As a best practice use DNS names registered with an Internet authority in the Active Directory namespace. Only registered names are guaranteed to be globally unique. If another organization later registers the same DNS domain name, or if your organization merges with, acquires, or is acquired by other company that uses the same DNS names then the two infrastructures can never interact with one another.
Add a prefix that is not currently in use to the registered DNS name to create a new subordinate name. For example, if your DNS root name were contoso.com then you should create an Active Directory forest root domain name such as concorp.contoso.com, where the namespace concorp.contoso.com is not already in use on the networkAnother reason, albeit a much smaller one, is that mDNS, otherwise known as Bonjour, uses .local to identify nodes on the local subnet without using a DNS lookup. According to Apple, this should only happen when there is a single label in front of .local, like server1.local. If your AD is called company.local – guess what – that's a single name in front of a .local. Not a good situation to be in. There are certainly workarounds for this, but I've worked in mixed environments with both .local and proper AD FQDNs and it's a lot less painful when you aren't using .local.
Really, there are zero good reasons to use .local in a new installation of Active Directory and there are plenty of reasons not to, so make it easier on yourself and your successors and put a little bit of planning into the naming of your forest root domain.
Update: Since this post was written, there has been a major new development with fabricated TLDs. The CA/Browser forum, which is a consortium of web browser vendors and public CAs has released a document titled: Internal Server Names and IP Address Requirements for SSL: Guidance on the Deprecation of Internal Server Names and Reserved IP Addresses provided by the CA/Browser Forum.
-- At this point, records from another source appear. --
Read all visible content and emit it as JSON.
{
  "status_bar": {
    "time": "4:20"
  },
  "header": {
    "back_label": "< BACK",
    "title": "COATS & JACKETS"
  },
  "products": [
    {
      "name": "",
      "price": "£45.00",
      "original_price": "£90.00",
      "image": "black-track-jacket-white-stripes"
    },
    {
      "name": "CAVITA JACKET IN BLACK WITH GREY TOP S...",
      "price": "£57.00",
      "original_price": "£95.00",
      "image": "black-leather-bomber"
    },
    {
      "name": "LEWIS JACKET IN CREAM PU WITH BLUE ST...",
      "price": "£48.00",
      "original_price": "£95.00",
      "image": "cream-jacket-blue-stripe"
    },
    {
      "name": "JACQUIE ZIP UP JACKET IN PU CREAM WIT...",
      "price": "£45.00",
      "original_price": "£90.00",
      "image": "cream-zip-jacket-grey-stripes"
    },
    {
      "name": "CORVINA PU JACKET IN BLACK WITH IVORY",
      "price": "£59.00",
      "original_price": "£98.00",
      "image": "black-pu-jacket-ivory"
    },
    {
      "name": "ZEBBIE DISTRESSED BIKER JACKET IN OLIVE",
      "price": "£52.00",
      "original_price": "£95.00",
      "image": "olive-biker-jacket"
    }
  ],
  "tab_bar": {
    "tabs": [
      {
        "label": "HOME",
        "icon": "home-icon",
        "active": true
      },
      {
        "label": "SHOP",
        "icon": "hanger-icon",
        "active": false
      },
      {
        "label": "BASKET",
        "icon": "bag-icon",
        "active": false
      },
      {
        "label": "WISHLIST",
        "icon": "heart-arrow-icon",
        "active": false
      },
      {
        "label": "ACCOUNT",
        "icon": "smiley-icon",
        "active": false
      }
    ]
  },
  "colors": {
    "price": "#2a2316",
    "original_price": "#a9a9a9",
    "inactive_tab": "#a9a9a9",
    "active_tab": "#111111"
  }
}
It can be found here (warning: direct link to PDF).
This document states that no major certificate vendor will issue an SSL certificate for an address with a made up TLD in it, such as .local, .lan, .corp, etc. This echos the best practices that have been published for years, but now has real tangible consequences attached to it.